item Shaw, Philip - Phil

Submitted to: Journal of Food Science
Publication Type: Peer Reviewed Journal
Publication Acceptance Date: 12/13/2001
Publication Date: 7/1/2002
Citation: Hagenmaier, R.D., Shaw, P.E. Changes in volatile components of stored tangerines and other speciality citrus fruits with different coatings. Journal Food Science. 2002. v. 67. p. 1742-1745.

Interpretive Summary: Tangerines, mandarins and related varieties of citrus fruit are particularly susceptible to development during fresh-fruit storage of fermentative off- flavor, especially when the fruit has been coated with shellac and wood rosin. There is need for better knowledge of the relationship between flavor change and coating composition in order that coatings can be formulated that better preserve the flavor. The present study shows that flavor changes are closely related to changes in composition of six so-called flavor volatiles found in the juice of stored oranges, namely, ethanol, ethyl acetate, ethyl butyrate, isopentanol, isobutanol and 2-methyl-3-buten-2-ol. Compared to the normal shellac-wood rosin coatings used in U.S. packinghouses, there was less flavor change with the experimental wax coatings for fruit stored one week at 21C.

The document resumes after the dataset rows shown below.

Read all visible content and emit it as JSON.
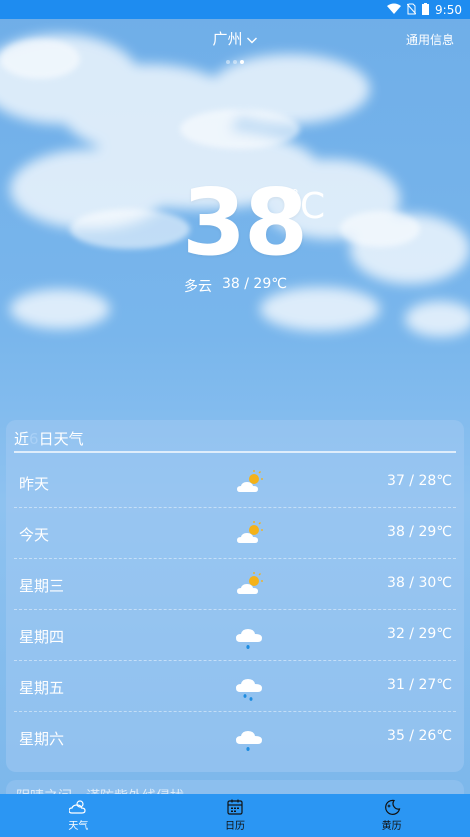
{
  "status_bar": {
    "time": "9:50"
  },
  "header": {
    "city": "广州",
    "general_info_label": "通用信息",
    "page_count": 3,
    "active_page": 2
  },
  "current": {
    "temperature": "38",
    "unit_circle": "°",
    "unit_c": "C",
    "condition": "多云",
    "range": "38 / 29℃"
  },
  "forecast": {
    "title_prefix": "近",
    "title_number": "6",
    "title_suffix": "日天气",
    "days": [
      {
        "day": "昨天",
        "icon": "partly-cloudy-icon",
        "range": "37 / 28℃"
      },
      {
        "day": "今天",
        "icon": "partly-cloudy-icon",
        "range": "38 / 29℃"
      },
      {
        "day": "星期三",
        "icon": "partly-cloudy-icon",
        "range": "38 / 30℃"
      },
      {
        "day": "星期四",
        "icon": "light-rain-icon",
        "range": "32 / 29℃"
      },
      {
        "day": "星期五",
        "icon": "rain-icon",
        "range": "31 / 27℃"
      },
      {
        "day": "星期六",
        "icon": "light-rain-icon",
        "range": "35 / 26℃"
      }
    ]
  },
  "peek_text": "阴晴之间，谨防紫外线侵扰",
  "bottom_nav": [
    {
      "label": "天气",
      "icon": "weather-icon",
      "active": true
    },
    {
      "label": "日历",
      "icon": "calendar-icon",
      "active": false
    },
    {
      "label": "黄历",
      "icon": "moon-icon",
      "active": false
    }
  ],
  "colors": {
    "status_bar": "#1e8cf0",
    "nav_bar": "#2b96f3",
    "sky": "#79b6ec",
    "sun": "#f4b21a",
    "rain": "#1e8ce0"
  }
}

Technical Abstract: Fallglo, Robinson, Sunburst, Dancy and Murcott tangerines, Nova and Orlando tangelos and Temple oranges were treated with wax and resin coatings and stored for 7 days. Flavor degradation after 21C storage was least for wax coatings with high O2 permeance, and greatest for resin coatings with low O2 permeance. Flavor degradation was minimal when internal CO2 <14%, internal O2 >1%, and ethanol content of juice <1500 ppm after 7 days at 21C. Concentrations of ethyl acetate, ethyl butyrate, isopentanol, isobutanol and 2-methyl-3-buten-2-ol correlated highly with ethanol content, but at different rates for the different varieties.